move consists simply of running the axis at a set velocity,
hunting for the home point, without regard to its starting
and ending positions.
a trapezoidal move requires beginning and ending positions
(and we don't know the axis coordinates until the home point
is detected), the first move must be a velocity move.
After coordinates are established through detection of a home
point, a trapezoidal move may be used to move the axis to
the home event action
"home event" is the what we use to detect the home
point. The home event could be an input from a limit switch,
triggered when the axis runs into it. The home event could
be a home or index pulse on the encoder. For this example,
the stage's HOME switch is used as the trigger, and
the trigger's input is configured to be TRUE (active
"home action" is what happens when the home is detected.

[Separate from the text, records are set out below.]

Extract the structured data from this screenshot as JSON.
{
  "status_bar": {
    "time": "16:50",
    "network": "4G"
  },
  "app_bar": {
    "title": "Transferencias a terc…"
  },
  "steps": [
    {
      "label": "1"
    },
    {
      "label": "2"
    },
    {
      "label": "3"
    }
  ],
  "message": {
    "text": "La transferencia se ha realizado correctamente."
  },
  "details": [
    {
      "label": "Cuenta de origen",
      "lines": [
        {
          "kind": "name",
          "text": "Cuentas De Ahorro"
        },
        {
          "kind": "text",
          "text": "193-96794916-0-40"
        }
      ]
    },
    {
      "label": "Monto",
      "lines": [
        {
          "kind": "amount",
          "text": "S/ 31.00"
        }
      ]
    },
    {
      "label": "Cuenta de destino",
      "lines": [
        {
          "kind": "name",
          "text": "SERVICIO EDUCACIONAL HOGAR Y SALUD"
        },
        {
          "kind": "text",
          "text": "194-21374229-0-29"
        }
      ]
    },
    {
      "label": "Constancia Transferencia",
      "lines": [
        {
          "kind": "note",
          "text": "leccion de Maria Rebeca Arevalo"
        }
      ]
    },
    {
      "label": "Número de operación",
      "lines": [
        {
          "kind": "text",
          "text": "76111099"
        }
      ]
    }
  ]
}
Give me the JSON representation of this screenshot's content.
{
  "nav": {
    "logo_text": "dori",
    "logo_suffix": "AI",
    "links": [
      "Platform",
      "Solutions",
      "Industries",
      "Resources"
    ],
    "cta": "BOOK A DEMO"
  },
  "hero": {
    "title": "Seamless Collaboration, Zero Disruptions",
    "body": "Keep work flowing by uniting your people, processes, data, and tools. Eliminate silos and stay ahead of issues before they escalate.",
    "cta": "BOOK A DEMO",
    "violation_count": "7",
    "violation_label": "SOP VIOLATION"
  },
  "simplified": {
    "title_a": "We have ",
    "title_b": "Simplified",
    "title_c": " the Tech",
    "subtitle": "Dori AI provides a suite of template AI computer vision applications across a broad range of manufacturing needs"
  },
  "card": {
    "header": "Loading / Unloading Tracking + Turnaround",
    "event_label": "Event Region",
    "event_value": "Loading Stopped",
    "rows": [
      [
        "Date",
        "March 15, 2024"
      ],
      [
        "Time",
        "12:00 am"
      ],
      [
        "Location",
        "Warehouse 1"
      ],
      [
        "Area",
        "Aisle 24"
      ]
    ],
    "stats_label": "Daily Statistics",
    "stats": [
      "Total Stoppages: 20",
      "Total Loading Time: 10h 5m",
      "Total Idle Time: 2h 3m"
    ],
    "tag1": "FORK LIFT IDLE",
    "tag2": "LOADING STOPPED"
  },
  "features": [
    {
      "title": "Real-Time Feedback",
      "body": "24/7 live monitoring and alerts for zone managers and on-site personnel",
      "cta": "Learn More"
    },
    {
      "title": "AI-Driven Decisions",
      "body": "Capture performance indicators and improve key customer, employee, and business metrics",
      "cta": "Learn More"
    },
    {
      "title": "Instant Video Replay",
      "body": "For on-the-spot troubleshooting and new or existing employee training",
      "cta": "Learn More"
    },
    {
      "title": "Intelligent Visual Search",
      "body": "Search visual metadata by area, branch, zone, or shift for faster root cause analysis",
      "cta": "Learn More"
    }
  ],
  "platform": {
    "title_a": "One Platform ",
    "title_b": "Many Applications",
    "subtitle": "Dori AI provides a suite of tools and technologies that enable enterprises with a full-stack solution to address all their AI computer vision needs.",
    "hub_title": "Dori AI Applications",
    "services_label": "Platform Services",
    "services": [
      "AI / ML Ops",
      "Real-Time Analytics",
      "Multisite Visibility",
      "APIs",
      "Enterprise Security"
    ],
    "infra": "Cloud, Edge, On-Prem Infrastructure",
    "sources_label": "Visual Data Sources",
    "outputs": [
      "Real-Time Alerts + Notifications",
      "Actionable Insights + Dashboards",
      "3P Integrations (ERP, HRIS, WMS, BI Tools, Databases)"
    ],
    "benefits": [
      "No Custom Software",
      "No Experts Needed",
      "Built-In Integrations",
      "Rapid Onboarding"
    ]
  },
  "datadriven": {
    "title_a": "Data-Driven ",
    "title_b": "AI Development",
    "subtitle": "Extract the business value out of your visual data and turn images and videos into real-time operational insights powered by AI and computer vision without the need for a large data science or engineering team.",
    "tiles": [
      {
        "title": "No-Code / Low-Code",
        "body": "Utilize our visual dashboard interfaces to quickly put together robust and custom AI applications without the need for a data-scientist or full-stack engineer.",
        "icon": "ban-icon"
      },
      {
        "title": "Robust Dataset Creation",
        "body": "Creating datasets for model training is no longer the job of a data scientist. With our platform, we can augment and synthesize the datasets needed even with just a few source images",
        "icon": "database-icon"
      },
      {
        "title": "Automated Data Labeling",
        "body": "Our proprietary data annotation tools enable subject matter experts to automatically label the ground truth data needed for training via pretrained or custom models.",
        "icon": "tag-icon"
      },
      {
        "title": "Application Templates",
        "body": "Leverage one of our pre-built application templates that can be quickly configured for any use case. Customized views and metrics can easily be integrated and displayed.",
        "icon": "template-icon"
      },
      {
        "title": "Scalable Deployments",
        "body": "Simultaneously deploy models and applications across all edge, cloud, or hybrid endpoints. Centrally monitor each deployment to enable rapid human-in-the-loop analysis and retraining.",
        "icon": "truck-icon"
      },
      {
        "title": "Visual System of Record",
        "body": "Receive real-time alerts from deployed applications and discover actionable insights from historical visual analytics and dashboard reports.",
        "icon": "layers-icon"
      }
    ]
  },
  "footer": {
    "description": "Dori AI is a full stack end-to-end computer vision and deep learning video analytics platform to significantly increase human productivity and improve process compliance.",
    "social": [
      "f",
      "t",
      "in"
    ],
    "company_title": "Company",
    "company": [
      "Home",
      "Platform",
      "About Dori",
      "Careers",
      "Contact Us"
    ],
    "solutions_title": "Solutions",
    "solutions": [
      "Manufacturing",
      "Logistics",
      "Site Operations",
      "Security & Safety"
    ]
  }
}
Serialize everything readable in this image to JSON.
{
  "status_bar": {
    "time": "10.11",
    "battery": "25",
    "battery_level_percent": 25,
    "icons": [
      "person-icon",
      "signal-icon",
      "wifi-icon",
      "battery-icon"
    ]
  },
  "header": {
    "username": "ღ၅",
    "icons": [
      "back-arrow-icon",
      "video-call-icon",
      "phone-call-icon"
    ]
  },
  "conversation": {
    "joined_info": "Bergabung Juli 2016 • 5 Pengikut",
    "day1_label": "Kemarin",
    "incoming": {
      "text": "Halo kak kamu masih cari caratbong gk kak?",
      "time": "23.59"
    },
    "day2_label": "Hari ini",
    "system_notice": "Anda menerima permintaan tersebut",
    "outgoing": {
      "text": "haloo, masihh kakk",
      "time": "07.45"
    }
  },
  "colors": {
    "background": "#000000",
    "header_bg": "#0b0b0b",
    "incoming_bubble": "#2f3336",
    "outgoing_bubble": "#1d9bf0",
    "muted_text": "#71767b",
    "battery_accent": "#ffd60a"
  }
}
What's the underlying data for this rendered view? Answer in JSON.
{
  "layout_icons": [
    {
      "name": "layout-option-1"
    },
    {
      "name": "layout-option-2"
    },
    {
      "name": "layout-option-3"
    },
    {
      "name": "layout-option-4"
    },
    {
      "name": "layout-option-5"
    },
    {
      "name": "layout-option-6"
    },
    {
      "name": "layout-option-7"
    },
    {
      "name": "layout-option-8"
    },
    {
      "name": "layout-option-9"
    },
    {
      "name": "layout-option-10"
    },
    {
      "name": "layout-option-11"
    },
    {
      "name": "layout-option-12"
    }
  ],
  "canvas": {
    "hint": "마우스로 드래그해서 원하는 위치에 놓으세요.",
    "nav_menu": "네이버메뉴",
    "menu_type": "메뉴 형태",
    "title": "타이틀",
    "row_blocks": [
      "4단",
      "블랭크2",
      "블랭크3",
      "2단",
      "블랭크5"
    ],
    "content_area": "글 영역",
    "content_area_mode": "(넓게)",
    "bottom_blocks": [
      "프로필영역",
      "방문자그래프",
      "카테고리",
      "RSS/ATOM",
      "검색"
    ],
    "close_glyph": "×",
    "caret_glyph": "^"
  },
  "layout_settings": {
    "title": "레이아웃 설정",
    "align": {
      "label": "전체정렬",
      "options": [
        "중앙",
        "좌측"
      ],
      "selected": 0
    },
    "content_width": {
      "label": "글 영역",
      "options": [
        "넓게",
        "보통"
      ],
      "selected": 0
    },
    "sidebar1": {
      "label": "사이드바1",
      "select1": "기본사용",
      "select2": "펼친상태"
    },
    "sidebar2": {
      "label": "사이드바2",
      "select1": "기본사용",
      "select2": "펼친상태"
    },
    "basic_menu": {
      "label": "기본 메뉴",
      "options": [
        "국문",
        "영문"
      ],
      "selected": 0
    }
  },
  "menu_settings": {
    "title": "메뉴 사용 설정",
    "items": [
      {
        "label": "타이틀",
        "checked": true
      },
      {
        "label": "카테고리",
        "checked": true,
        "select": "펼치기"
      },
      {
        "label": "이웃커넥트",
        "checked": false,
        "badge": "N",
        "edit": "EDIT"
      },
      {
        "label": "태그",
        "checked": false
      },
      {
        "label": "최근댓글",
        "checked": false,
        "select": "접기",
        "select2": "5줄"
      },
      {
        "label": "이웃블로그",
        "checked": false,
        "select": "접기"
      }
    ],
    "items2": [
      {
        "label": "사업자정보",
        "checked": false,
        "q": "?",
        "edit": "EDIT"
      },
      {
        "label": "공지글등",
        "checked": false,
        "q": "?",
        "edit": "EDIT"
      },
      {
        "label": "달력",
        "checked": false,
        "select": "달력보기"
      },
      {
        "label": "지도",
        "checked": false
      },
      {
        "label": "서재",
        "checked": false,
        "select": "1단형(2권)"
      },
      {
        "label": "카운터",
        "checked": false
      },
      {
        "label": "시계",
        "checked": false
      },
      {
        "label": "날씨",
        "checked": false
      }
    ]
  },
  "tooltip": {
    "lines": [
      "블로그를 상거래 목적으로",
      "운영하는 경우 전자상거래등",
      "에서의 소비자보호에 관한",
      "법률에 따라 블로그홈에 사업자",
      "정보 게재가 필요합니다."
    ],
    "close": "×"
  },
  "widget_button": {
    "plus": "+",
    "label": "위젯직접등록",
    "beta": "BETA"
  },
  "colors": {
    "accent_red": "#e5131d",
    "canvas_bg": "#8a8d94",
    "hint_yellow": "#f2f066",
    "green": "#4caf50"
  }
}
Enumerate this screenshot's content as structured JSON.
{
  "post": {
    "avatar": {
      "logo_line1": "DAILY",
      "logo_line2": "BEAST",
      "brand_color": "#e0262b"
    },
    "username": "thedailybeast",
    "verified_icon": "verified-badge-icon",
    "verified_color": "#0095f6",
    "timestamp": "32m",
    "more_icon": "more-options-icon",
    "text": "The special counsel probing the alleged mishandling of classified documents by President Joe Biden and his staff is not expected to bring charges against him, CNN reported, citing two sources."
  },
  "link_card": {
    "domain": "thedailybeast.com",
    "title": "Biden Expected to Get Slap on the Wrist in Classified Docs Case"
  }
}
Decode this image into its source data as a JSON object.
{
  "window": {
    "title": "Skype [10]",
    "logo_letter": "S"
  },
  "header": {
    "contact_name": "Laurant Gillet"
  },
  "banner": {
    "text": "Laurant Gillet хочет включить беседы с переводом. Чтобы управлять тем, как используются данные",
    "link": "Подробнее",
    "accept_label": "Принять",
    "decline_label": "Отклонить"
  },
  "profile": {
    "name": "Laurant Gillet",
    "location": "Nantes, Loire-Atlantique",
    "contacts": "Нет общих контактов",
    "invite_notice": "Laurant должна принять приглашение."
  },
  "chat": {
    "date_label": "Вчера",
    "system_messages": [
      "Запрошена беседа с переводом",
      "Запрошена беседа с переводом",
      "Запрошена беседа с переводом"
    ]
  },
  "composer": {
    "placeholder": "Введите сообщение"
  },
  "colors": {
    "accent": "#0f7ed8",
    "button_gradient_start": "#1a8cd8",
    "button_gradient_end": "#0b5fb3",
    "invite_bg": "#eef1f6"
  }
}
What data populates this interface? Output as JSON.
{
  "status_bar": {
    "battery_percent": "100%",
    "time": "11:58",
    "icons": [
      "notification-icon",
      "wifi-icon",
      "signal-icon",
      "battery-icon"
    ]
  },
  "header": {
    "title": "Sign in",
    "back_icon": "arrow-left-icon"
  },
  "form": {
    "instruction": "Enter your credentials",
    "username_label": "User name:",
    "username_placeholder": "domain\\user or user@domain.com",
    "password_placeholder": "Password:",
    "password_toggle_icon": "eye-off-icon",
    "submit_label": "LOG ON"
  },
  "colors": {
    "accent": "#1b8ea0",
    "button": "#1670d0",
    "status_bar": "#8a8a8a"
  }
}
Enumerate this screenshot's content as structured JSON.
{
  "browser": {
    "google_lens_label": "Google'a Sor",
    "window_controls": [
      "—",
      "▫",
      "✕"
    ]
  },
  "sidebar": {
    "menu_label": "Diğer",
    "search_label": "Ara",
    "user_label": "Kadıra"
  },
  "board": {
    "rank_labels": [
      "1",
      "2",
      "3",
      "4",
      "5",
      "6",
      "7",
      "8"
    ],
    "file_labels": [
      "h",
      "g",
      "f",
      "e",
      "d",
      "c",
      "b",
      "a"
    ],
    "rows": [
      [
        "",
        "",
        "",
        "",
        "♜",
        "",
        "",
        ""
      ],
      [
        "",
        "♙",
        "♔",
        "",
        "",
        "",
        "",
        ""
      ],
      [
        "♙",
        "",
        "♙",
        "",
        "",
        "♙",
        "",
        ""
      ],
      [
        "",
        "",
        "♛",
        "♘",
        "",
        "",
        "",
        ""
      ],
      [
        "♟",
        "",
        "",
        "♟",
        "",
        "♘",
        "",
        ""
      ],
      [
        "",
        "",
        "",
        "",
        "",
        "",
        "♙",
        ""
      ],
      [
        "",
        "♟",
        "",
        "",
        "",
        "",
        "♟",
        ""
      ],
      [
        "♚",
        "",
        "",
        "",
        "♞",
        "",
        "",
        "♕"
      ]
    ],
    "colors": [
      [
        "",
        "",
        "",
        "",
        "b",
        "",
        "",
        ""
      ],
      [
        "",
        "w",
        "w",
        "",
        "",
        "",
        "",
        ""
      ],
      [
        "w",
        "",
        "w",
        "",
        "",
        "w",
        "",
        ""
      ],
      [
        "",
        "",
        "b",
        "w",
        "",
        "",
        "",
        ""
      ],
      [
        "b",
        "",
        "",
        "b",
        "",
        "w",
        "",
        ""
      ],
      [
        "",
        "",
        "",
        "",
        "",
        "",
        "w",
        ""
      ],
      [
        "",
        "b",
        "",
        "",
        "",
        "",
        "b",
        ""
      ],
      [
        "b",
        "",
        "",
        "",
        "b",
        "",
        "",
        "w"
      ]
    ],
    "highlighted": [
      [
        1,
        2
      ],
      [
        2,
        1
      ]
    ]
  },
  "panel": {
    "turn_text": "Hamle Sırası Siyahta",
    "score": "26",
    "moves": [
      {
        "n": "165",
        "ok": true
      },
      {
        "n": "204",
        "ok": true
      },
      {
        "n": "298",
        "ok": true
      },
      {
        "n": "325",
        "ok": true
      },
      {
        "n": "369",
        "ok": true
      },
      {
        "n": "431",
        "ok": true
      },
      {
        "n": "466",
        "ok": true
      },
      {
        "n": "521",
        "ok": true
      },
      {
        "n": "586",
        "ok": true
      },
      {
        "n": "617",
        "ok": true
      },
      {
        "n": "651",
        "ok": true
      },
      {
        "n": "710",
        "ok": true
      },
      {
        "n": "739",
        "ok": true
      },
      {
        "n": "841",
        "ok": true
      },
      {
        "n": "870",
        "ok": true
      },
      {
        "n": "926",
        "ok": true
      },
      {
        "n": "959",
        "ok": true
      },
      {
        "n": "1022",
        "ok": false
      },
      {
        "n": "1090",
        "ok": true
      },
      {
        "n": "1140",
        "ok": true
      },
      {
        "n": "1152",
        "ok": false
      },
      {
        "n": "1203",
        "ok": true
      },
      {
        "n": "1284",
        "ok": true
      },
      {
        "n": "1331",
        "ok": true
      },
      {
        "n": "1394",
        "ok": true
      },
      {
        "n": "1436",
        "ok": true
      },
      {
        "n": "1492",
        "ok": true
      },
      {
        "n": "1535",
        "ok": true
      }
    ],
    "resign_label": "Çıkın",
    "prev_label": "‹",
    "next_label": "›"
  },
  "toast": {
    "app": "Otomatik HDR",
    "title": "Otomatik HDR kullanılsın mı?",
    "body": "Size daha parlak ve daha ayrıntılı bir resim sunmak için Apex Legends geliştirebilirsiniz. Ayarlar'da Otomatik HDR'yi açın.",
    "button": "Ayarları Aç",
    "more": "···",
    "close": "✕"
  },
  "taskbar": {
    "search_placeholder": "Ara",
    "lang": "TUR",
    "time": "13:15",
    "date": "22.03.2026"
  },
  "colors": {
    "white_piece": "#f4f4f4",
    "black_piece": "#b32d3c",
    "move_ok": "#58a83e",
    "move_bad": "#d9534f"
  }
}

In this example, the programmer has decided to define the
action as a command to STOP the axis.
the home event and action defined, all that is left is to
"arm" the trigger by setting the mpiCaptureArm to
TRUE. Recall that earlier, this was set to FALSE to "disarm"
a velocity move
the capture event and action defined, and the trigger armed,
we are ready to hunt for the home point. This is accomplished
by commanding a velocity move. Before the axis can be commanded,
however, the XMP controller must first enable the drive. In
this example, it is assumed that the drive is wired to be
an active high type; therefore, the Amp Enable line is set
to high (on). Drive enabling via software must be done
as a separate code item and is not shown here:
the leadscrew rotates, the slide approaches the home sensor.
the trigger armed, the software's next task is to poll the
status of the trigger while the axis continues rotating.
the axis motor continues turning, the leadscrew rotates until
the stage makes contact with the home sensor; this acts as
the trigger. When the trigger event is detected, the encoder
position is captured and a stop action is initiated.
the home position as the origin
the home pulse is detected in our example, another simultaneous
action is initiated: the axis's position is captured by the
FPGA. At this point, the axis position is recorded in memory.
Meanwhile, the axis slows to a stop. The mpiAxisOriginSet
command is then used to set the capture position to zero,
making it the new origin of the axis's coordinate system.
axis to the (new) origin
sample homing routine's last task is to move the axis to the
origin. Recall that the home pulse was detected while in motion,
and that after detection, the axis coasted to a stop. This
means that the axis is now somewhere beyond the home point
(our new origin).
we now have a coordinate system, we can perform a backward
trapezoidal move from the current position to the intended
position (the origin).
the homing routine must delete the objects it has created.
This is performed with a number of deletion objects such as
mpiAxisDelete, mpiMotorDelete, etc.
Data Movement via "Riptide"
a typical SHARC timer cycle, data is moved back and forth
between the SHARC and the FPGAs
and various feedback devices (e.g., encoders, resolvers, etc.).
On the XMP controller, this is performed over a proprietary,
dedicated data bus called the "Riptide." The Riptide
is the serial backbone of all motion data flow. Within a given
SHARC cycle, data moves first from the SHARC to the FPGAs,
and then to the drives. Within the same cycle, data is moved
in the opposite direction (inbound) from the drive and encoder(s)
to the SHARC.
more drives and encoders are added to the motion control system,
the required data bandwidth increases across the Riptide,
occupying a greater portion of the foreground tasks.